If there ever was a time the leaderless Occupy movement needed leadership, it’s now.
The news and images from Oakland, Calif., unsettle. City hall, pillaged. An American flag, burned. Sure, it’s too early to know who is behind this or what prompted it. But it’s not too early for those who built the Occupy movement to take a stand for non-violence, to say that such ugly acts don’t have a place in their quirky quest to change the economic realities of this country.
This fall Americans largely embraced Occupy’s message that the economic disparities in this country had become egregious. Sure, the protesters were a bit kooky, a bit grimy, too. But their message — “we are the 99 percent” — reverberated, shedding light on problems that don’t require a PhD in economics to recognize: That the wealthiest 1 percent — particularly the wealthiest .1 percent — control a grossly inequitable and growing portion of the nation’s income, that politicians of both parties had lost track and lost sight of the pain inflicted by our extended recession.
Unions signed on. Liberal politicians issued sympathetic statements. The decentralized movement gained remarkable traction in just a few months.
When police shut down Occupy encampments in cities around the country as winter moved in, I thought it could work to the movement’s advantage. Winter would give time for thought and planning. Would the springtime bring urban theater or political protest? Would the disparate forces that had joined together forge a somewhat more coherent message? Whatever the answer, I assumed the movement would resurface with the crocuses of spring, stronger than before.
Instead, on the temperate West Coast, Occupy protesters have stayed active, simmering and then boiling in the City of Oakland, a place of long-time tension between demonstrators and an overzealous police force, a place in which an Occupy protester, a former Marine, suffered a fractured skull this fall.
Still, none of that is an excuse for vandalism and disrespect. Not in the public’s eye. Unless Occupy’s most active members find a way to loudly and consistently condemn such actions, the fallout from this weekend’s vandalism and flag-burning could be substantial.
If more incidents like it follow, the sympathy of middle-class America will vanish as fast as a puddle in the mid-summer Sahara. Labor support will disappear. And politicians who showed even measured sympathy for Occupy — from the president to city mayors — will be pilloried by a rising tide of law-and-order outrage.
Is that what those who camped in New York’s Zuccotti Square and those who followed suit in cities across world want to accomplish? To rejuvenate the law-and-order crowd? I don’t think so.
Leaderless movements are by nature amorphous. But even a leaderless movement can back a code of conduct.
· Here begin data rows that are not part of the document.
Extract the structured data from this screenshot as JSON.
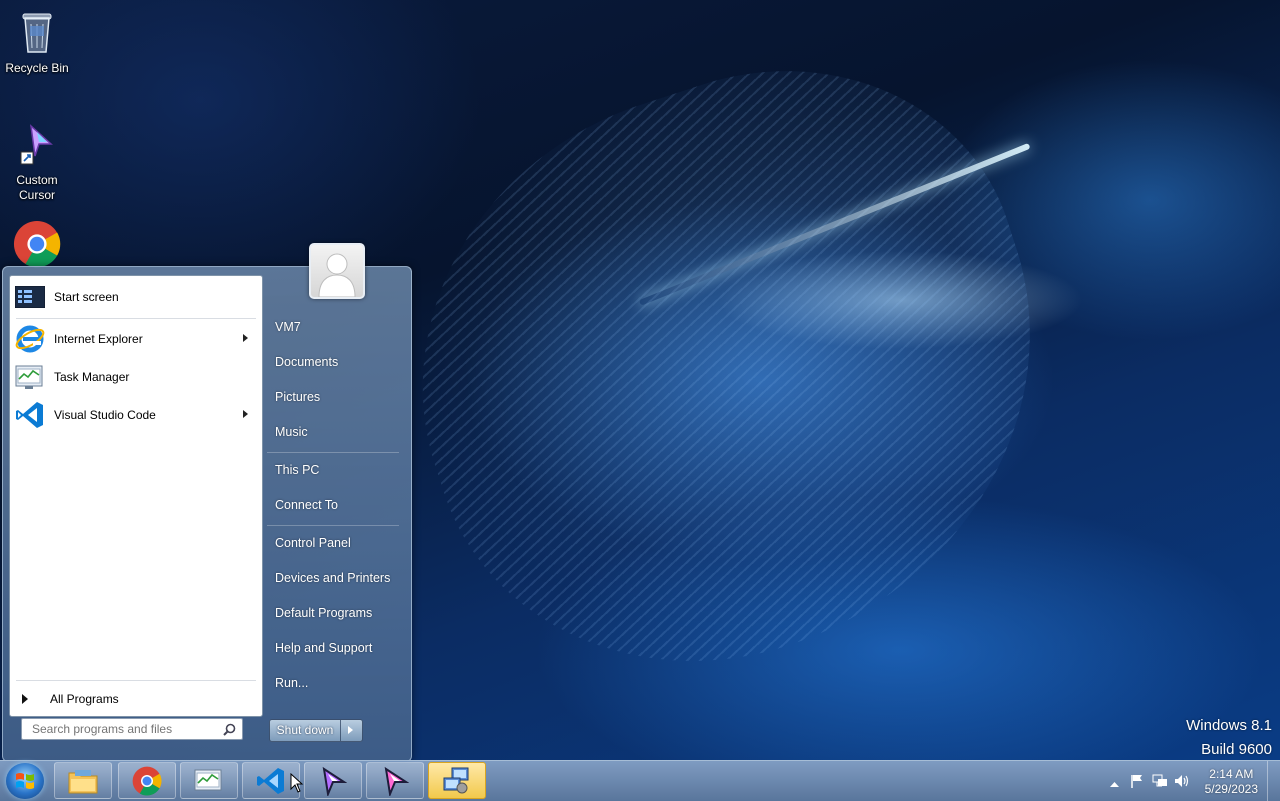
{
  "desktop": {
    "icons": [
      {
        "label": "Recycle Bin",
        "icon": "recycle-bin-icon"
      },
      {
        "label": "Custom\nCursor",
        "icon": "cursor-shortcut-icon"
      },
      {
        "label": "",
        "icon": "chrome-icon"
      }
    ],
    "watermark": {
      "line1": "Windows 8.1",
      "line2": "Build 9600"
    }
  },
  "start_menu": {
    "pinned": [
      {
        "label": "Start screen",
        "icon": "start-screen-icon",
        "has_submenu": false
      },
      {
        "label": "Internet Explorer",
        "icon": "internet-explorer-icon",
        "has_submenu": true
      },
      {
        "label": "Task Manager",
        "icon": "task-manager-icon",
        "has_submenu": false
      },
      {
        "label": "Visual Studio Code",
        "icon": "vscode-icon",
        "has_submenu": true
      }
    ],
    "all_programs": "All Programs",
    "search_placeholder": "Search programs and files",
    "user_name": "VM7",
    "right_items": [
      "Documents",
      "Pictures",
      "Music",
      "This PC",
      "Connect To",
      "Control Panel",
      "Devices and Printers",
      "Default Programs",
      "Help and Support",
      "Run..."
    ],
    "shutdown_label": "Shut down"
  },
  "taskbar": {
    "buttons": [
      {
        "icon": "file-explorer-icon",
        "active": false
      },
      {
        "icon": "chrome-icon",
        "active": false
      },
      {
        "icon": "task-manager-icon",
        "active": false
      },
      {
        "icon": "vscode-icon",
        "active": false
      },
      {
        "icon": "custom-cursor-icon",
        "active": false
      },
      {
        "icon": "custom-cursor-icon",
        "active": false
      },
      {
        "icon": "network-config-icon",
        "active": true
      }
    ],
    "tray_icons": [
      "show-hidden-icons",
      "action-center-flag-icon",
      "network-icon",
      "volume-icon"
    ],
    "clock_time": "2:14 AM",
    "clock_date": "5/29/2023"
  },
  "colors": {
    "accent": "#2a74c8",
    "menu_glass": "#6f8fb3",
    "active_taskbar": "#f2c94c"
  }
}
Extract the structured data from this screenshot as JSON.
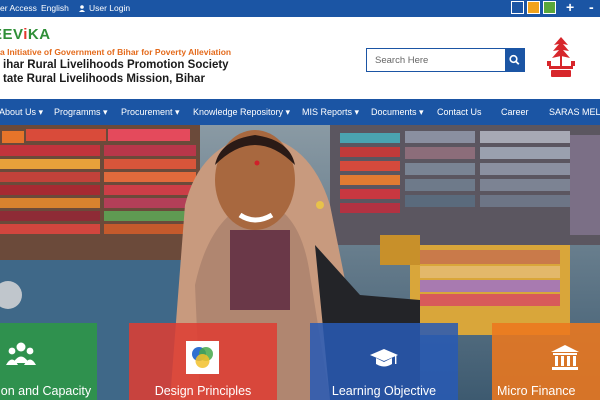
{
  "topbar": {
    "links": [
      "er Access",
      "English",
      "User Login"
    ],
    "theme_colors": [
      "#1b55a4",
      "#f2a31b",
      "#5aa83a"
    ],
    "zoom_in": "+",
    "zoom_out": "-"
  },
  "header": {
    "logo_prefix": "EEV",
    "logo_i": "i",
    "logo_suffix": "KA",
    "tagline": "a Initiative of Government of Bihar for Poverty Alleviation",
    "org_line1": "ihar Rural Livelihoods Promotion Society",
    "org_line2": "tate Rural Livelihoods Mission, Bihar",
    "search_placeholder": "Search Here",
    "emblem_icon": "bihar-emblem-icon"
  },
  "nav": {
    "items": [
      "About Us ▾",
      "Programms ▾",
      "Procurement ▾",
      "Knowledge Repository ▾",
      "MIS Reports ▾",
      "Documents ▾",
      "Contact Us",
      "Career",
      "SARAS MELA"
    ]
  },
  "tiles": [
    {
      "label": "ion and Capacity",
      "icon": "people-group-icon",
      "color": "#2e9646"
    },
    {
      "label": "Design Principles",
      "icon": "circles-icon",
      "color": "#de3c32"
    },
    {
      "label": "Learning Objective",
      "icon": "graduation-cap-icon",
      "color": "#285ab4"
    },
    {
      "label": "Micro Finance",
      "icon": "bank-icon",
      "color": "#ec781e"
    }
  ]
}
No, we don’t yet know exactly who or what sparked the violence in Oakland. I would encourage the news media to look closely. (I’m no conspiracy theorist but if one billionaire casino operator can dump $10 million into Newt’s Super PAC, imagine what a few well-placed millions could do to discredit a national movement arguably more appealing to the left than the right.)
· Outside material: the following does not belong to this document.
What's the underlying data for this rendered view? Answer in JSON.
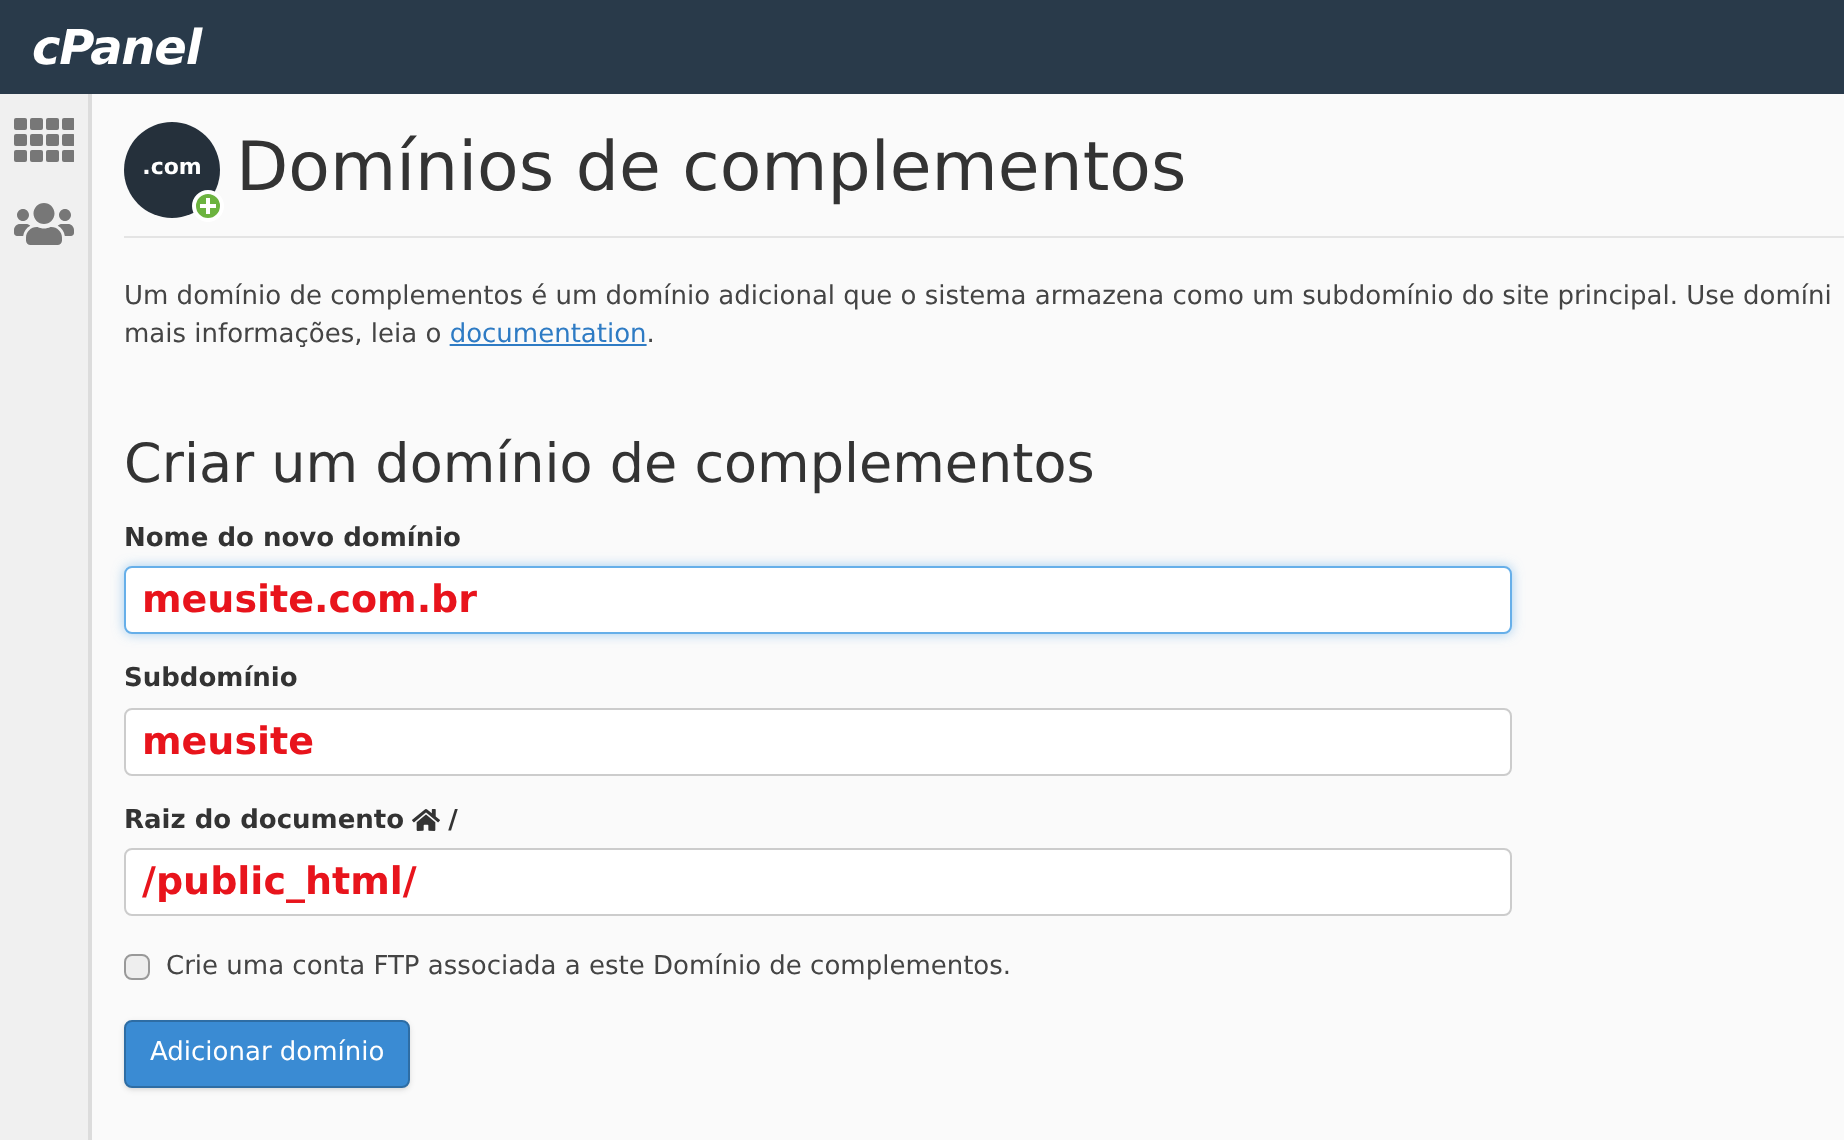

And yes, we do know the city hall break-in and flag-burning involved a relatively small subset of protesters. But we also see the images from Oakland, images leaders of other Occupy enclaves across the country can’t let pass in silence.